I wonder how warm the Pope Leighey house is during the winter months, as they have had the "luxury" of being able to reconstruct the system two times?
The flat roof of the kitchen has leaked in its history, but only once during my watch. Two of the four 2"x4" scuppers are vulnerable to icing shut which causes the trapped roof water to find a gap in the flashing near the scuppers. The scuppers are easily deiced with a hammer and long screwdriver as a chisel.
The flashings of the sloped roof to the masonry have been problematic all along....as built they are not stepped and extend only about 3" or 4" above the roof surface. Based on 1950's and 1960's era pictures, it appears the original flashing was stepped and extended up 4" to 6"...what posessed an owner in the '80's or 90's to install the current low profile flashing is beyond me. The sloped roof drains toward the masonry mass at a couple of locations and the crickets are not substantial enough to divert the water to a place to drain away, so the flashing and a caulk joint are holding ponded water at times. This year's project is to replace the flashing and crickets with details better suited to conditions.

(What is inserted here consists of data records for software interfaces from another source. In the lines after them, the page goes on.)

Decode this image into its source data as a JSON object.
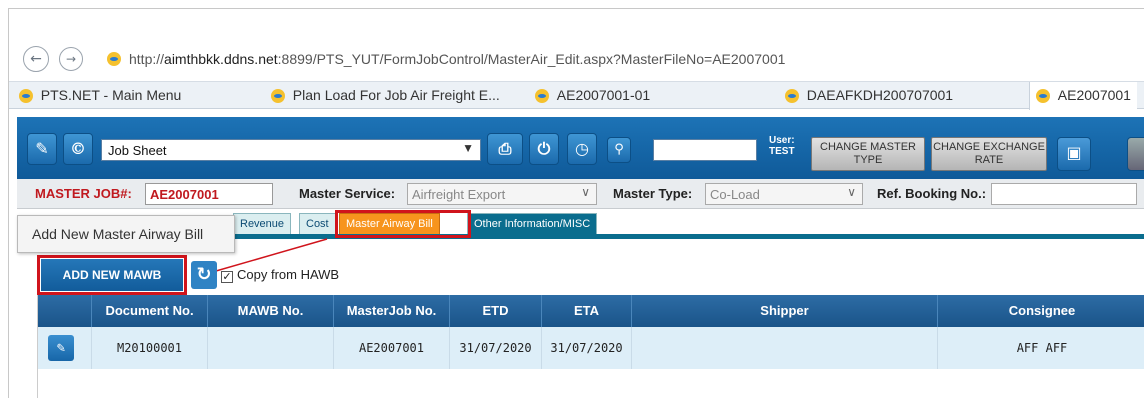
{
  "browser": {
    "url_prefix": "http://",
    "url_host": "aimthbkk.ddns.net",
    "url_rest": ":8899/PTS_YUT/FormJobControl/MasterAir_Edit.aspx?MasterFileNo=AE2007001",
    "tabs": [
      {
        "label": "PTS.NET - Main Menu"
      },
      {
        "label": "Plan Load For Job Air Freight E..."
      },
      {
        "label": "AE2007001-01"
      },
      {
        "label": "DAEAFKDH200707001"
      },
      {
        "label": "AE2007001"
      }
    ]
  },
  "header": {
    "job_select_value": "Job Sheet",
    "user_label": "User:",
    "user_name": "TEST",
    "change_master_type": "CHANGE MASTER TYPE",
    "change_exchange_rate": "CHANGE EXCHANGE RATE"
  },
  "master": {
    "job_label": "MASTER JOB#:",
    "job_value": "AE2007001",
    "service_label": "Master Service:",
    "service_value": "Airfreight Export",
    "type_label": "Master Type:",
    "type_value": "Co-Load",
    "ref_label": "Ref. Booking No.:"
  },
  "subtabs": [
    {
      "label": "Revenue"
    },
    {
      "label": "Cost"
    },
    {
      "label": "Master Airway Bill"
    },
    {
      "label": "Other Information/MISC"
    }
  ],
  "tooltip": "Add New Master Airway Bill",
  "toolbar": {
    "add_label": "ADD NEW MAWB",
    "copy_label": "Copy from HAWB"
  },
  "grid": {
    "columns": [
      "",
      "Document No.",
      "MAWB No.",
      "MasterJob No.",
      "ETD",
      "ETA",
      "Shipper",
      "Consignee"
    ],
    "rows": [
      {
        "document_no": "M20100001",
        "mawb_no": "",
        "masterjob_no": "AE2007001",
        "etd": "31/07/2020",
        "eta": "31/07/2020",
        "shipper": "",
        "consignee": "AFF AFF"
      }
    ]
  },
  "colors": {
    "header_blue": "#1d73b6",
    "active_tab": "#f7941d",
    "highlight_red": "#d0141c"
  }
}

I'm not too worried about leaks, thanks to a new roof, but the snow load is what bothers me. I think i'm a little paranoid about it, I mean the house has to have gone through some serious winters in the past...I do go clear the drains though.
Our windows seem to do a great job, and offer great winter views wile keeping nice an cozy indoors.